Right before the processional of the bride is to take place she is veiled. The story of Jacob in the Bible is what this custom is based on, which is a story based on Jacob marrying the sister of the bride on accident because she was hidden beneath the veil.
During this tradition the bride places herself in a chair right in front of everyone and her veil is concealing her face. The groom, who has his groomsmen surrounding him will all dance in the presence of the bride before the groom lifts up her veil.
The meaning behind this is important and speaks a bit to the first meaning made. It’s a symbol to demonstrate that the groom is wedding the bride not only because of how beautiful he considers her to be on the inside, but also because of how beautiful he considers her to be on the inside.
The wedding taking place underneath the Chuppah
The Chuppah is simply an arch that’s comprised of either birch, flowers or sometimes metal.
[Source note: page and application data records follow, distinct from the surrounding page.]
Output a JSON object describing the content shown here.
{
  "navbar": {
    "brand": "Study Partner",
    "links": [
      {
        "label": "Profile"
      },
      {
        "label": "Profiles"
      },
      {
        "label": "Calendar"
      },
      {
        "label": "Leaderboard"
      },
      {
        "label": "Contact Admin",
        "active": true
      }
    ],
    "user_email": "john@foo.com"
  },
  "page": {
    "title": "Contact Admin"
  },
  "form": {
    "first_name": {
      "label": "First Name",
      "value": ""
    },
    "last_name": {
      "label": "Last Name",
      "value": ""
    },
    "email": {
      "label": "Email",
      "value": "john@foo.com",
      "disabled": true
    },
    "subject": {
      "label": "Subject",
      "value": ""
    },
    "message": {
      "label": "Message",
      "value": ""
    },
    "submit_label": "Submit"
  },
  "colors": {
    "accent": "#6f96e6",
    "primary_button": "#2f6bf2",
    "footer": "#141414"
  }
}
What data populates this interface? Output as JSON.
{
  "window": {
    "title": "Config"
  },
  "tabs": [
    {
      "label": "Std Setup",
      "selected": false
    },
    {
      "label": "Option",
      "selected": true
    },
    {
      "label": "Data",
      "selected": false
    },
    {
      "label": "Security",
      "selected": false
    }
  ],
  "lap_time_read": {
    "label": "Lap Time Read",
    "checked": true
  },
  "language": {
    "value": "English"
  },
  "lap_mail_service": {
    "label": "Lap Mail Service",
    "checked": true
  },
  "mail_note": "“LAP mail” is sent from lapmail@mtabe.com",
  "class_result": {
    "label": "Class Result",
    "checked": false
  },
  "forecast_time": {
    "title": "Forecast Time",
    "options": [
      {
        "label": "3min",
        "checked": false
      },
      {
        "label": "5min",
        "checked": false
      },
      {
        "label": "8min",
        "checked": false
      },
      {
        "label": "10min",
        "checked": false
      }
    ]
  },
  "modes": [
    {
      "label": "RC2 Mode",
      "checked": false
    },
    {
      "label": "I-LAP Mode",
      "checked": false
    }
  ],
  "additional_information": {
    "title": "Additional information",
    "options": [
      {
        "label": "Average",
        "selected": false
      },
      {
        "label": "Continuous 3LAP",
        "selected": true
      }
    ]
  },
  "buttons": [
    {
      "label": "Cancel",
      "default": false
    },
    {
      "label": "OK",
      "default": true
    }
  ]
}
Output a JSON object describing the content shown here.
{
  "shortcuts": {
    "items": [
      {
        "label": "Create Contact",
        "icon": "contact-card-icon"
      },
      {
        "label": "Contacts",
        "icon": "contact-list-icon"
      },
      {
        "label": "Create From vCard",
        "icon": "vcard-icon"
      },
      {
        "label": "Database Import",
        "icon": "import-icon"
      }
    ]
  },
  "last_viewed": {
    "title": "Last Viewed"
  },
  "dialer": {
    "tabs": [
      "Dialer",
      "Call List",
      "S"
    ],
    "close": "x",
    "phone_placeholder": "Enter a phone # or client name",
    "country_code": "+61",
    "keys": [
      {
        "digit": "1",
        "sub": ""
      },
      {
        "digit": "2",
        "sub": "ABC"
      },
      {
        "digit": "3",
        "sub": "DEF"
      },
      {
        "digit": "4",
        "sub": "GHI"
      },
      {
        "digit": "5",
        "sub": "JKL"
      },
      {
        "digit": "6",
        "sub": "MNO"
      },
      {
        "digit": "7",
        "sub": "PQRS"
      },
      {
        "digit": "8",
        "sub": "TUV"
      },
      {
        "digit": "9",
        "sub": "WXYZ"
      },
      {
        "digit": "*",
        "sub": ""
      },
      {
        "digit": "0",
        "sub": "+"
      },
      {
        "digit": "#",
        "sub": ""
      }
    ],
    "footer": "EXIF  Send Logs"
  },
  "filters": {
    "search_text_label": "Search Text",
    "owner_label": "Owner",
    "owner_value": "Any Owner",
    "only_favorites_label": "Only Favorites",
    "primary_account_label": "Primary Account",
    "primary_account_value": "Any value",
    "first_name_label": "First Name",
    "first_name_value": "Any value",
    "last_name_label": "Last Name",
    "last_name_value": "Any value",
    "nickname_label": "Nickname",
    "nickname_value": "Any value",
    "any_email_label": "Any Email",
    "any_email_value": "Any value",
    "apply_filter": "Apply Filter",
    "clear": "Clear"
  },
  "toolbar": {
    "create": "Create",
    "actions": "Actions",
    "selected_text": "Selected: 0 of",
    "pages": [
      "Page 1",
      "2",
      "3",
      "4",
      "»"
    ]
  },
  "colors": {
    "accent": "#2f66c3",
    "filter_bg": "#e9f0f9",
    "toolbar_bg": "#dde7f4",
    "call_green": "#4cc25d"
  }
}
In some cases the birch can be comprised of a combination of these different things. It’s important to note that in some cases the actual ceremony is also called a Chuppah.
The primary function of the Chuppah is for the groom to offer and the bride to accept the wedding band. And the wedding band is very simple in nature, nothing fancy.
After the bride gets to the groom underneath the Chuppah, the custom is for her to walk around him a total of seven times. After this the rabbi greets those in attendance before giving the Kiddush blessing. After this the wedding band is given to the bride by the groom, which is always bought using money o his own. It’s offered as a gift.
The meaning behind all of this is to for the bride to show that she accepts the proposal of marriage. After the ring has been accepted, then the seven blessings will be stated and the groom will proceed to shatter the wedding glass with his foot.
The first time together a husband and wife with two witnesses present
After the bride and groom have exchanged their wedding vows, they’ll be whisked away into a room where they’ll get the chance to be in each other’s presence alone as husband and wife for the very first time. When the bride and the groom go into the room together it has to be observed by two witnesses, and this is something that’s required according to Jewish law.
After this has taken place, then the reception begins. This is a time for all those in attendance to share in the commitment of the bride and groom and celebrate.
There are other important meanings behind an orthodox Jewish wedding, such as the men and the women being required to sit on separate sides as well as dance separately. Also, unlike a lot of weddings that tend to take place on Sundays, orthodox Jewish weddings take place on Sunday’s.
There really isn’t one primary deep meaning behind orthodox Jewish weddings, but the overall theme tends to be adhering strictly to Jewish customs. Orthodox Jewish weddings just don’t allow for any real flexibility as conservative or reformed Jewish weddings might. The customs and traditions are followed to the letter and they’re symbolic means are strongly believed.